_Exercise:_
In how many lines of the records does the word "nickname" appear? Reply with the number and nothing else.

Stored data entries:
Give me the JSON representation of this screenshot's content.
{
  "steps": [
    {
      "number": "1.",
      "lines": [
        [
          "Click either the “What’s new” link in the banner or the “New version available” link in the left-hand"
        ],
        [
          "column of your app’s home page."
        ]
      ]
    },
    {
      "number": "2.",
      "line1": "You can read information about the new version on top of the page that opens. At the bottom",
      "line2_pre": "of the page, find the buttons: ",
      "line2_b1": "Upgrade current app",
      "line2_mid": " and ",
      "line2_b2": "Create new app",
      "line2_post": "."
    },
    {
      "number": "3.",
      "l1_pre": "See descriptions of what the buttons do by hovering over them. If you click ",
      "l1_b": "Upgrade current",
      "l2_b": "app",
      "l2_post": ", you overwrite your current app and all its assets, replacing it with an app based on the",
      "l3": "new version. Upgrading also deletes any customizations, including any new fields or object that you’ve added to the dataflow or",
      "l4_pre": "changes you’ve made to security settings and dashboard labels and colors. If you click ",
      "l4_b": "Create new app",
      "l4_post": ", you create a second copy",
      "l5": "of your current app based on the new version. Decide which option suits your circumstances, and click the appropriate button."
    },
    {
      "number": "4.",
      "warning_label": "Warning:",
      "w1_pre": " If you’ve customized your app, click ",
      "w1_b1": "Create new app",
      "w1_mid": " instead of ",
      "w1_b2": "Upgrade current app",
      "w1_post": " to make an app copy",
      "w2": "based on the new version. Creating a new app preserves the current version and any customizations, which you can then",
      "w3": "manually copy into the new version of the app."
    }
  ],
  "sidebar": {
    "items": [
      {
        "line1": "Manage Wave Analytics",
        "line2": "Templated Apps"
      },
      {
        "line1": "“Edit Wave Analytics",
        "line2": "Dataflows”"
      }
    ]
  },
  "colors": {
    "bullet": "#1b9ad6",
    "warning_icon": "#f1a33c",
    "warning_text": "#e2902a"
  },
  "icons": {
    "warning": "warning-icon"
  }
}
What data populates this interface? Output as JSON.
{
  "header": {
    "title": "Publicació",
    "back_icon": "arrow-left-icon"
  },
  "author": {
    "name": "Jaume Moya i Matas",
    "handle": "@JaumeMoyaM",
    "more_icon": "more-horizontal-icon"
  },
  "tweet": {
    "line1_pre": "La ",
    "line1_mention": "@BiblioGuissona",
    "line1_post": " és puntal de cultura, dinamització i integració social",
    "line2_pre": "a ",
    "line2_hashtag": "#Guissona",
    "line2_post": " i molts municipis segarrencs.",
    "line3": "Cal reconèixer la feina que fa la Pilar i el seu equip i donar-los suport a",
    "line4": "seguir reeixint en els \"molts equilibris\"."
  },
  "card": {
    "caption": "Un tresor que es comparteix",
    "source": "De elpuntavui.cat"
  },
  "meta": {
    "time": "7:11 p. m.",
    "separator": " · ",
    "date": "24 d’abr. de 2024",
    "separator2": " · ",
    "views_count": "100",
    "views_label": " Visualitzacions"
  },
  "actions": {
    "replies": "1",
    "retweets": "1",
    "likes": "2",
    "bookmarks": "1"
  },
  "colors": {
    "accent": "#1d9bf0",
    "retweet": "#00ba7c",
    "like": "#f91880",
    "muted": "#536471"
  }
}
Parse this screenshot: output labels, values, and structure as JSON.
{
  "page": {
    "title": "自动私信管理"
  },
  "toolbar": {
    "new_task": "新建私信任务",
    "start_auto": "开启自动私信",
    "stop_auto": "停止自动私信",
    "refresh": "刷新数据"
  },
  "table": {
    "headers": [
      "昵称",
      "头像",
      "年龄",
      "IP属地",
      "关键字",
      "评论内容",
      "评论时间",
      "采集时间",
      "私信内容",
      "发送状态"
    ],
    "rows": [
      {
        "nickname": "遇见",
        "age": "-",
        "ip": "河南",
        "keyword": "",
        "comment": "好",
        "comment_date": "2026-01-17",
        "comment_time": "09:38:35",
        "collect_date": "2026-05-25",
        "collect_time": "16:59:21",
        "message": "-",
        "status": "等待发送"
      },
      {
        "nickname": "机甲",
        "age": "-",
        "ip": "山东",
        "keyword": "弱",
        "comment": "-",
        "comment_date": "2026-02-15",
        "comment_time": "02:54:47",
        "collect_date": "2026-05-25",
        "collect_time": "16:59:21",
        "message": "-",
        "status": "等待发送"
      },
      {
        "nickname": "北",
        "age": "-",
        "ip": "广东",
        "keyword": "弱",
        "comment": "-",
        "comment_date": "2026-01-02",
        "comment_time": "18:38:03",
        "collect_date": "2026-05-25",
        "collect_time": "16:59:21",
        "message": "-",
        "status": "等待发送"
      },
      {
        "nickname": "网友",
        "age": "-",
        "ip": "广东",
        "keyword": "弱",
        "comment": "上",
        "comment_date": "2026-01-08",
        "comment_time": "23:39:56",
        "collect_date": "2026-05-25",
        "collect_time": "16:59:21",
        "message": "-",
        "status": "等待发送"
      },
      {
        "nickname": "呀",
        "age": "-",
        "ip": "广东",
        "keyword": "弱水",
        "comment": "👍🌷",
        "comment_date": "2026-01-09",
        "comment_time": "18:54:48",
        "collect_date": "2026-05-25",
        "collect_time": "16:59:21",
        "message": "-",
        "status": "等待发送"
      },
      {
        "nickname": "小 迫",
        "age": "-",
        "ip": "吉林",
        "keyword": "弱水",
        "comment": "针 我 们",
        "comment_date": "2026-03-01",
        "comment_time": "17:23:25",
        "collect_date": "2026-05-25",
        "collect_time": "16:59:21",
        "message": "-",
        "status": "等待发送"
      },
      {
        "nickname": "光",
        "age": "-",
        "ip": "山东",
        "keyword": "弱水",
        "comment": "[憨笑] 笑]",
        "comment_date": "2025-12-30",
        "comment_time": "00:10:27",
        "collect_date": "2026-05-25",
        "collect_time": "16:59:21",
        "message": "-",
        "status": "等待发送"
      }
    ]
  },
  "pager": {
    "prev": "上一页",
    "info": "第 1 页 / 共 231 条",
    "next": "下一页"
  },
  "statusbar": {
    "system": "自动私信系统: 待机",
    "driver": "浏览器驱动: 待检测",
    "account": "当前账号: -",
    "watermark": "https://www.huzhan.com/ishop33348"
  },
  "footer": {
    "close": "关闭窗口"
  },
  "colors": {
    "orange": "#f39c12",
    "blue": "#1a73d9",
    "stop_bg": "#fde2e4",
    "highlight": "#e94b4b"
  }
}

_Result of this task:_
7